▶ _Problem requirements_: Restate the data word for word. Leave the pictures out.
################
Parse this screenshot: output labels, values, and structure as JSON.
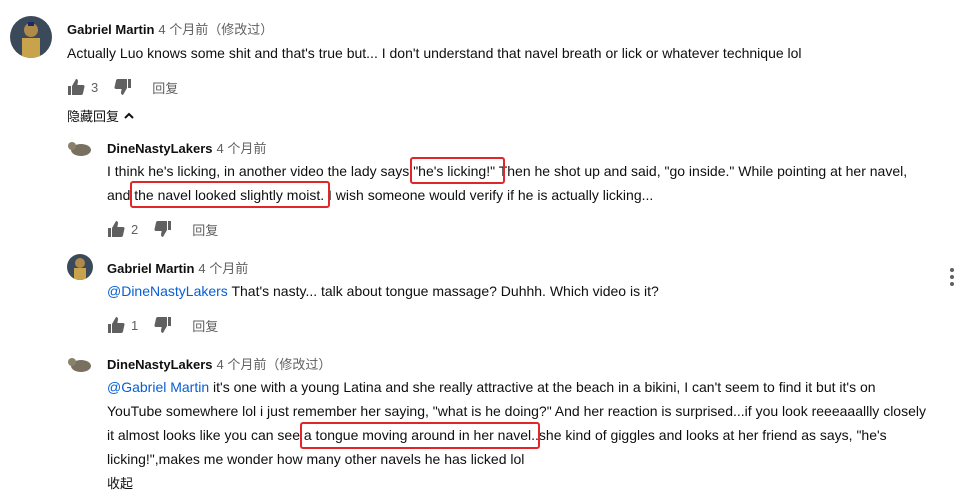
{
  "comments": [
    {
      "author": "Gabriel Martin",
      "time": "4 个月前（修改过）",
      "text": "Actually Luo knows some shit and that's true but... I don't understand that navel breath or lick or whatever technique lol",
      "likes": "3",
      "reply": "回复"
    },
    {
      "author": "DineNastyLakers",
      "time": "4 个月前",
      "line1_a": "I think he's licking, in another video the lady says ",
      "line1_hl": "\"he's licking!\"",
      "line1_b": " Then he shot up and said, \"go inside.\" While pointing at her navel,",
      "line2_a": "and ",
      "line2_hl": "the navel looked slightly moist",
      "line2_b": ". I wish someone would verify if he is actually licking...",
      "likes": "2",
      "reply": "回复"
    },
    {
      "author": "Gabriel Martin",
      "time": "4 个月前",
      "mention": "@DineNastyLakers",
      "text": " That's nasty... talk about tongue massage? Duhhh. Which video is it?",
      "likes": "1",
      "reply": "回复"
    },
    {
      "author": "DineNastyLakers",
      "time": "4 个月前（修改过）",
      "mention": "@Gabriel Martin",
      "line1": " it's one with a young Latina and she really attractive at the beach in a bikini, I can't seem to find it but it's on",
      "line2": "YouTube somewhere lol i just remember her saying, \"what is he doing?\" And her reaction is surprised...if you look reeeaaallly closely",
      "line3_a": "it almost looks like you can see ",
      "line3_hl": "a tongue moving around in her navel",
      "line3_b": "..she kind of giggles and looks at her friend as says, \"he's",
      "line4": "licking!\",makes me wonder how many other navels he has licked lol",
      "collapse": "收起"
    }
  ],
  "hide_replies": "隐藏回复",
  "colors": {
    "highlight": "#e0262a",
    "mention": "#065fd4",
    "meta": "#606060"
  },
  "icons": [
    "like-icon",
    "dislike-icon",
    "chevron-up-icon",
    "more-vert-icon"
  ]
}
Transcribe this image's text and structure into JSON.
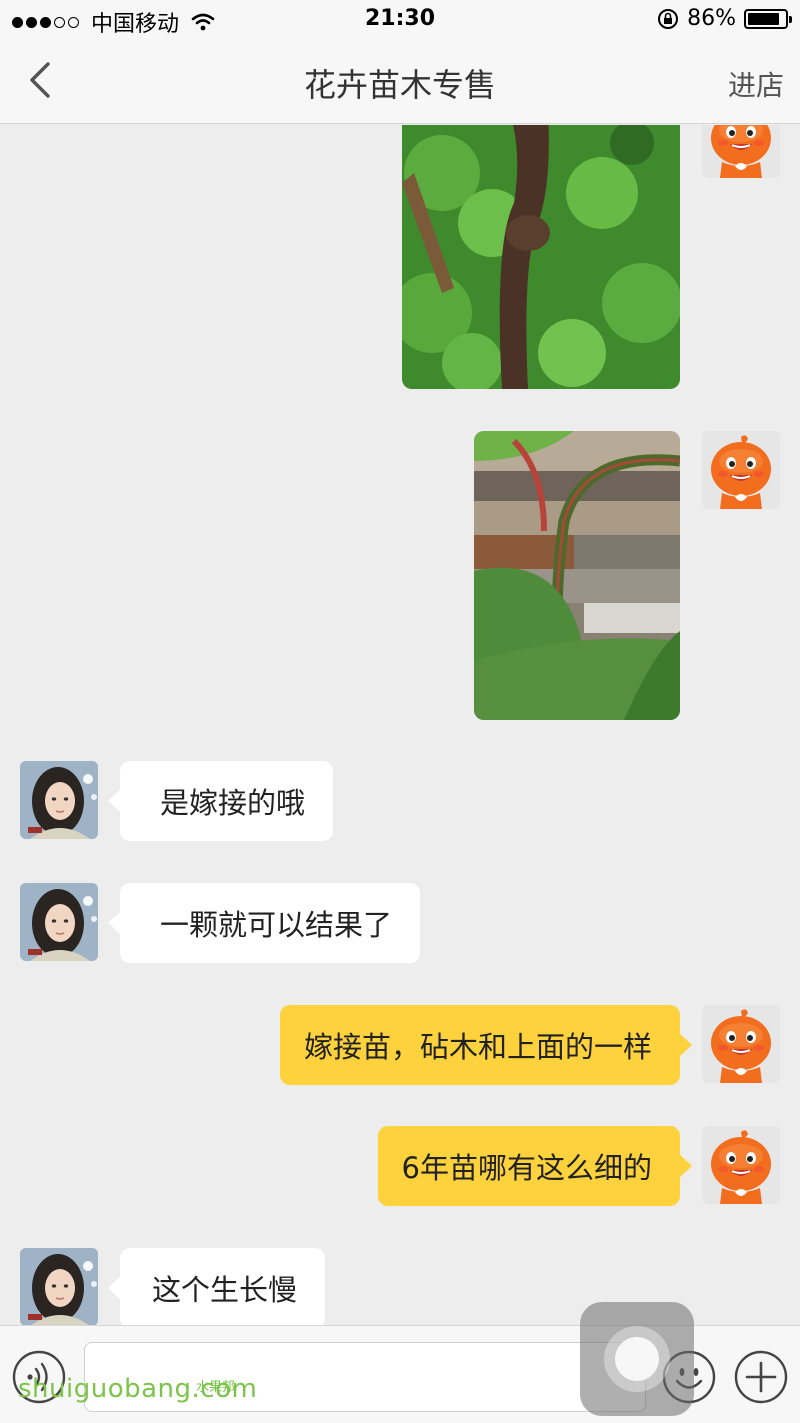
{
  "status_bar": {
    "carrier": "中国移动",
    "time": "21:30",
    "battery": "86%",
    "battery_level": 0.86
  },
  "nav": {
    "title": "花卉苗木专售",
    "shop_link": "进店"
  },
  "messages": [
    {
      "from": "seller",
      "type": "image",
      "image": "plant-stem-clover-photo"
    },
    {
      "from": "seller",
      "type": "image",
      "image": "plant-stem-leaf-photo"
    },
    {
      "from": "user",
      "type": "text",
      "text": "是嫁接的哦"
    },
    {
      "from": "user",
      "type": "text",
      "text": "一颗就可以结果了"
    },
    {
      "from": "seller",
      "type": "text",
      "text": "嫁接苗，砧木和上面的一样"
    },
    {
      "from": "seller",
      "type": "text",
      "text": "6年苗哪有这么细的"
    },
    {
      "from": "user",
      "type": "text",
      "text": "这个生长慢"
    }
  ],
  "input_bar": {
    "placeholder": ""
  },
  "watermark": {
    "main": "shuiguobang.com",
    "sub": "水果邦"
  },
  "colors": {
    "seller_bubble": "#fdd23c",
    "user_bubble": "#ffffff",
    "background": "#ededed",
    "mascot_orange": "#f26d1d"
  }
}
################
▶ _Response area_:
Parse this screenshot: output labels, values, and structure as JSON.
{
  "comments": [
    {
      "author": "Gabriel Martin",
      "time": "4 个月前（修改过）",
      "text": "Actually Luo knows some shit and that's true but... I don't understand that navel breath or lick or whatever technique lol",
      "likes": "3",
      "reply": "回复"
    },
    {
      "author": "DineNastyLakers",
      "time": "4 个月前",
      "line1_a": "I think he's licking, in another video the lady says ",
      "line1_hl": "\"he's licking!\"",
      "line1_b": " Then he shot up and said, \"go inside.\" While pointing at her navel,",
      "line2_a": "and ",
      "line2_hl": "the navel looked slightly moist",
      "line2_b": ". I wish someone would verify if he is actually licking...",
      "likes": "2",
      "reply": "回复"
    },
    {
      "author": "Gabriel Martin",
      "time": "4 个月前",
      "mention": "@DineNastyLakers",
      "text": " That's nasty... talk about tongue massage? Duhhh. Which video is it?",
      "likes": "1",
      "reply": "回复"
    },
    {
      "author": "DineNastyLakers",
      "time": "4 个月前（修改过）",
      "mention": "@Gabriel Martin",
      "line1": " it's one with a young Latina and she really attractive at the beach in a bikini, I can't seem to find it but it's on",
      "line2": "YouTube somewhere lol i just remember her saying, \"what is he doing?\" And her reaction is surprised...if you look reeeaaallly closely",
      "line3_a": "it almost looks like you can see ",
      "line3_hl": "a tongue moving around in her navel",
      "line3_b": "..she kind of giggles and looks at her friend as says, \"he's",
      "line4": "licking!\",makes me wonder how many other navels he has licked lol",
      "collapse": "收起"
    }
  ],
  "hide_replies": "隐藏回复",
  "colors": {
    "highlight": "#e0262a",
    "mention": "#065fd4",
    "meta": "#606060"
  },
  "icons": [
    "like-icon",
    "dislike-icon",
    "chevron-up-icon",
    "more-vert-icon"
  ]
}
Transcribe this image's text and structure into JSON.
{
  "status_bar": {
    "carrier": "中国移动",
    "time": "21:30",
    "battery": "86%",
    "battery_level": 0.86
  },
  "nav": {
    "title": "花卉苗木专售",
    "shop_link": "进店"
  },
  "messages": [
    {
      "from": "seller",
      "type": "image",
      "image": "plant-stem-clover-photo"
    },
    {
      "from": "seller",
      "type": "image",
      "image": "plant-stem-leaf-photo"
    },
    {
      "from": "user",
      "type": "text",
      "text": "是嫁接的哦"
    },
    {
      "from": "user",
      "type": "text",
      "text": "一颗就可以结果了"
    },
    {
      "from": "seller",
      "type": "text",
      "text": "嫁接苗，砧木和上面的一样"
    },
    {
      "from": "seller",
      "type": "text",
      "text": "6年苗哪有这么细的"
    },
    {
      "from": "user",
      "type": "text",
      "text": "这个生长慢"
    }
  ],
  "input_bar": {
    "placeholder": ""
  },
  "watermark": {
    "main": "shuiguobang.com",
    "sub": "水果邦"
  },
  "colors": {
    "seller_bubble": "#fdd23c",
    "user_bubble": "#ffffff",
    "background": "#ededed",
    "mascot_orange": "#f26d1d"
  }
}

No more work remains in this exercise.